| Work request |
Pull every line of the entries that has the word "user".

Entries from a dataset of interfaces:
┄┄┄┄┄┄┄┄┄┄

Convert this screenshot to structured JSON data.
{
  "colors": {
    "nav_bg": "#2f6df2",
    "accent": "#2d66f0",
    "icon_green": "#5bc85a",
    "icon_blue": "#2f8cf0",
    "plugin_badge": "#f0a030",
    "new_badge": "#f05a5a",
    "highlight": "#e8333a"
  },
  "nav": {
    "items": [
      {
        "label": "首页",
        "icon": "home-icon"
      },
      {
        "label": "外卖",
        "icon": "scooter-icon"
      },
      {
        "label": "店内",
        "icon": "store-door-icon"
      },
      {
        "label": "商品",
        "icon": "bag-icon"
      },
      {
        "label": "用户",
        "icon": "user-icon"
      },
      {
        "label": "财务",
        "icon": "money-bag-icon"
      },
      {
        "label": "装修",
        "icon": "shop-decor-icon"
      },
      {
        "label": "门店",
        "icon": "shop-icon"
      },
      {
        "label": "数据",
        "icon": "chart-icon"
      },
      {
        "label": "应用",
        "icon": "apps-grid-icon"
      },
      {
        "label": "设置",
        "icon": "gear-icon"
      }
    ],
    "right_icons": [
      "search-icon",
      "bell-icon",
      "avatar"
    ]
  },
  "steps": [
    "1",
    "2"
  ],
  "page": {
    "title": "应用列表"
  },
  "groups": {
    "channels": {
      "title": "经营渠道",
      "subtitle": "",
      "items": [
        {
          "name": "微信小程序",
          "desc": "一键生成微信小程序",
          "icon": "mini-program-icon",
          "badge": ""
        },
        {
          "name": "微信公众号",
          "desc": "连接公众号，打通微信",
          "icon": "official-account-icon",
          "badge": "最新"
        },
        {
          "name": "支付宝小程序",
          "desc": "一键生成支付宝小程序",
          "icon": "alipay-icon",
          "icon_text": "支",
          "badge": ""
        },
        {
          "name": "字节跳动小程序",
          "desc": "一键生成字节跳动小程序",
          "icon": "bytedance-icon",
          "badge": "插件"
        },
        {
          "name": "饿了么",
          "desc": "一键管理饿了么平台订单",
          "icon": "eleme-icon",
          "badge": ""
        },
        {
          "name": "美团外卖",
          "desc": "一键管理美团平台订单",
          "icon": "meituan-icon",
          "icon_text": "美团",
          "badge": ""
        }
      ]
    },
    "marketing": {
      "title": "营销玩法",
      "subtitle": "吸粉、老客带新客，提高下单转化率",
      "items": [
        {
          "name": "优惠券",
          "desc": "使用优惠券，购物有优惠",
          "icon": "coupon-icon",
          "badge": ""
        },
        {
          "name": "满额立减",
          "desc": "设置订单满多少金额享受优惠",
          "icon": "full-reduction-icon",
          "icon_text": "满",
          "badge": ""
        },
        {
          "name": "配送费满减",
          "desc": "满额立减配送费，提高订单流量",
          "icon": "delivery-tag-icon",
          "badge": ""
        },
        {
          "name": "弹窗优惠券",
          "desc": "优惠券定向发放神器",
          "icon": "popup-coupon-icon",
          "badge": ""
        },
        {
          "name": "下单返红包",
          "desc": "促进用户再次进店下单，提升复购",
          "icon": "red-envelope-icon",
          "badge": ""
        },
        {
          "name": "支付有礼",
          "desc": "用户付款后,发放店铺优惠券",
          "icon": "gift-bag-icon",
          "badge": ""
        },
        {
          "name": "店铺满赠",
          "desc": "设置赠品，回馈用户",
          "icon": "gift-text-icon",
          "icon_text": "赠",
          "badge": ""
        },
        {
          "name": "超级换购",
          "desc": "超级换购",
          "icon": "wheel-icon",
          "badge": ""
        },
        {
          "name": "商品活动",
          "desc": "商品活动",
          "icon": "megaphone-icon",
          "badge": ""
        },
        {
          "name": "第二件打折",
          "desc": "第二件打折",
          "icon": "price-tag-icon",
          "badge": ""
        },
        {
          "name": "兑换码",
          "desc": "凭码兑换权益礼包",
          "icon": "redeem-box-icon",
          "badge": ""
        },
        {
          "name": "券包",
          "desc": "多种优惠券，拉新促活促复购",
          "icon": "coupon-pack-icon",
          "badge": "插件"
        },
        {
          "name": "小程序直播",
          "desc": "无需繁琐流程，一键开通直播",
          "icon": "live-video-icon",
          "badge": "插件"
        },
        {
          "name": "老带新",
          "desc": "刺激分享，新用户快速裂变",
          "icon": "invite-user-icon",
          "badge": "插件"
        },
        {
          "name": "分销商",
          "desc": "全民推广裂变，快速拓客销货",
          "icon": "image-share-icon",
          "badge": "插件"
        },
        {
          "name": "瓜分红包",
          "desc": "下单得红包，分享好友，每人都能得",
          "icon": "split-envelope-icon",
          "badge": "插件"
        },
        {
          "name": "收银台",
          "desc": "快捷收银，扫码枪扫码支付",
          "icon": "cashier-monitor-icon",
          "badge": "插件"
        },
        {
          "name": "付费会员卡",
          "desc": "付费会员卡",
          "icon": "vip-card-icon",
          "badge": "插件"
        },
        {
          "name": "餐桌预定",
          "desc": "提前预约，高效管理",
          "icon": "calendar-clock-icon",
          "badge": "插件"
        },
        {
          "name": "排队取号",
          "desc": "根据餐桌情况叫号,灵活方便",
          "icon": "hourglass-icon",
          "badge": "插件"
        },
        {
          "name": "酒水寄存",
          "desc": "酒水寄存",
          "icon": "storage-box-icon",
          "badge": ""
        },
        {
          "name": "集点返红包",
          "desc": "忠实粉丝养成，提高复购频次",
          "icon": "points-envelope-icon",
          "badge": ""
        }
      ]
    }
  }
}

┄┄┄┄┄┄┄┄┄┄

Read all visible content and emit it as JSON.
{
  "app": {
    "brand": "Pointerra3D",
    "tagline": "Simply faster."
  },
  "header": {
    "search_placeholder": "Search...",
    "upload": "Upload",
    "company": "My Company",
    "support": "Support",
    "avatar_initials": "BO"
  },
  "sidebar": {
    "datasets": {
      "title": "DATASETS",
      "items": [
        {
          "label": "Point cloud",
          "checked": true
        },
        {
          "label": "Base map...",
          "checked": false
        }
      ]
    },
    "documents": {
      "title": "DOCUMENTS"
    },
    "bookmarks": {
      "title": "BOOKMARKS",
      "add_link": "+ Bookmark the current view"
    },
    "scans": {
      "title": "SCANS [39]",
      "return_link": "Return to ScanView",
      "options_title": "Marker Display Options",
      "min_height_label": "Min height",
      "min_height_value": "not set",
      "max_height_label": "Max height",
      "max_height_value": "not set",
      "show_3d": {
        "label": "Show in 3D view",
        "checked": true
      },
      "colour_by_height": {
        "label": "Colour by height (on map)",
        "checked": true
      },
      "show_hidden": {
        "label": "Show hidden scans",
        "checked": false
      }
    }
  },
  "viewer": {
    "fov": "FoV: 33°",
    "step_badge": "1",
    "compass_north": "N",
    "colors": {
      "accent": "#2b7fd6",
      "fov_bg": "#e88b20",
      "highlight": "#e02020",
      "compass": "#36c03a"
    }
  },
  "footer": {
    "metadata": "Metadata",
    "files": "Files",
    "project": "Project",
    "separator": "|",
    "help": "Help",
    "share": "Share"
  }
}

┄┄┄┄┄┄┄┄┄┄

| Answer space |
        "icon": "user-icon"
          "icon": "invite-user-icon",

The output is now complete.